Here’s how Nenshi defended turning a blind eye to law breaking: “It’s funny, the number of people who have talked to me in the last couple of days who have said ‘the Occupy Calgary people need to get off Olympic Plaza so that all citizens can have rights to their front lawn.’ And I say, OK, so all citizens except the ones you don’t like should have a right to the front lawn. Because all means all in my opinion.”
All means all.
Unless they’re Christians having a peaceful, drug-free, sex-free celebration of Christmas in the people’s “living room.” Then Nenshi sends in boys with the billy clubs. For a pastor singing Christmas carols and reading Bible passages.
This isn’t the first time Nenshi — or the city of Calgary — has harassed Pawlowski or his Street Church. Over the past six years, Pawlowski has literally been to court more than 70 times fighting against a series of tickets, charges and other fabricated penalties cooked up by City Hall — none of which was applied to Nenshi’s favourites in the Occupy movement.
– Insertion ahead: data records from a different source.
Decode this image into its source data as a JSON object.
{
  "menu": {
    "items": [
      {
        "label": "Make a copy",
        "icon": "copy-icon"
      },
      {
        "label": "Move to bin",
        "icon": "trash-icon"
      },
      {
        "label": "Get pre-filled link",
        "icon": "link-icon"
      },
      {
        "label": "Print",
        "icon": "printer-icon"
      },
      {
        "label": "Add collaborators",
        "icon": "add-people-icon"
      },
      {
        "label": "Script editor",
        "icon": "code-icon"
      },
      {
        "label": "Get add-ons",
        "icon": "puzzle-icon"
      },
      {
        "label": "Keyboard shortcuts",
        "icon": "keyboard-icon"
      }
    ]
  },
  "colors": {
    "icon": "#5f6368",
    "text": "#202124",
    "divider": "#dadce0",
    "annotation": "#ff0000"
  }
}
He has been charged by the City of Calgary for such horrific crimes as serving food and drink without proper permits.
But Pawlowski’s mission is to bring meals to the homeless who are turned away from official shelters because they are still abusing drugs or alcohol.
Occupy didn’t have permits for their food, either. But because Pawlowski does so in the name of Christian charity, Nenshi targeted him.
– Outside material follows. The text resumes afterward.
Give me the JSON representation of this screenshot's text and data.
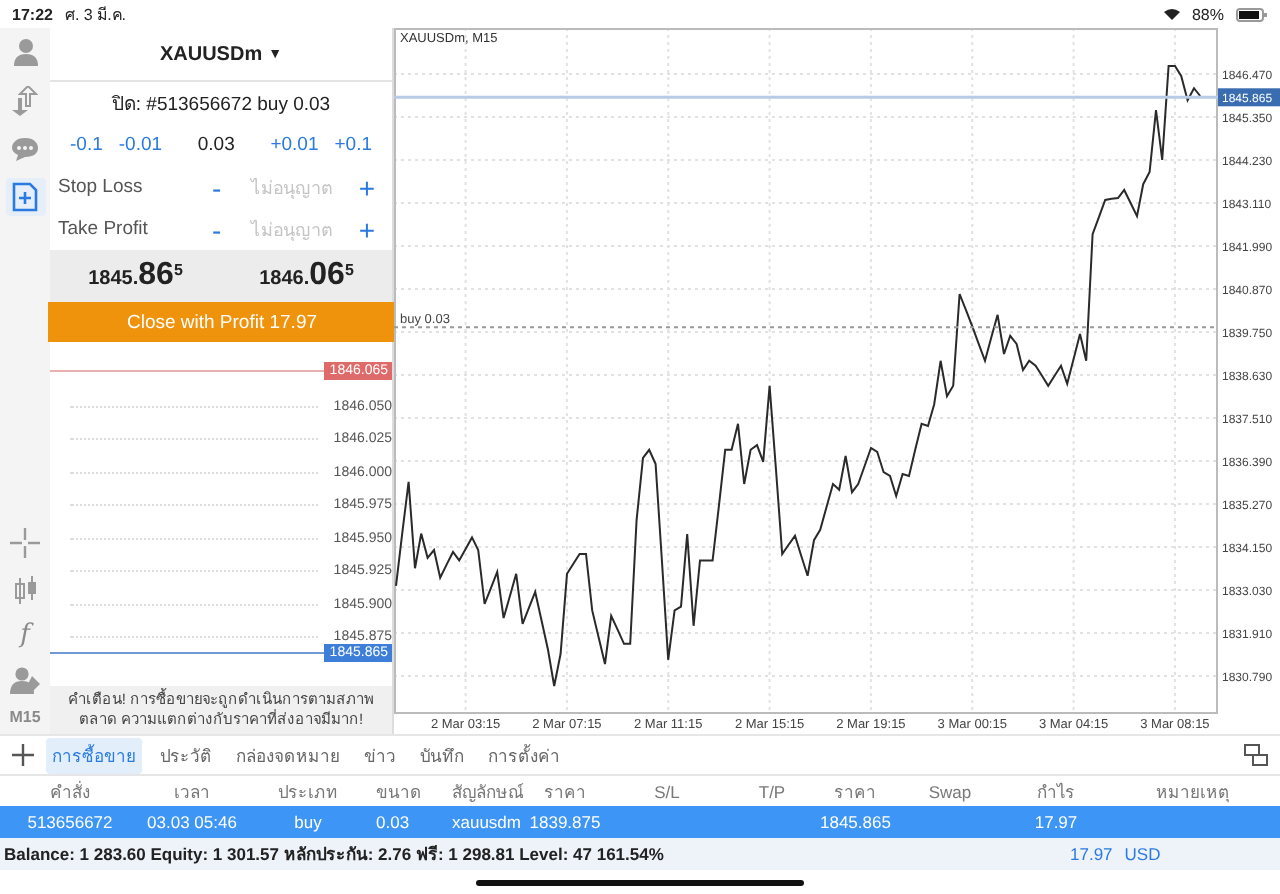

Don’t take Pawlowski’s word for it. Judge after judge has condemned the city’s behaviour. One trial judge said the city bylaw officers engaged in “abusive conduct.”
This year, an appeal judge said the city’s bullying of Pawlowski came “precariously close to being excessive and an abuse of power.”
For a few weeks, Nenshi’s policy of anything goes on public property was a reprieve for Pawlowski. While Occupy Calgary was allowed to break the laws, Pawlowski was allowed to minister to the homeless, too. But now that it’s cold and Occupy Calgary has gone back to their parents’ basements, Pawlowski’s brief enjoyment of his real Charter rights — freedom of speech; freedom of religion; freedom of assembly — has been curtailed.
Speaking of grown men who live in their parents’ basement, Nenshi is once again enforcing the law with precisely the brutality and bigotry that Calgary’s courts warned him against. And during Christmas, no less.
Nenshi is a left-wing mayor. That’s not new — Calgary’s last four mayors have been Liberal, as are most of its city councillors. He’s a minority politician in Alberta — that’s hardly new either, in the province that gave us everyone from the Famous Five suffragettes to Canada’s first Hindu and Muslim MPs.
What is new is that the Muslim mayor thinks religious tolerance is a one-way street — a point he made again brutally this Christmas.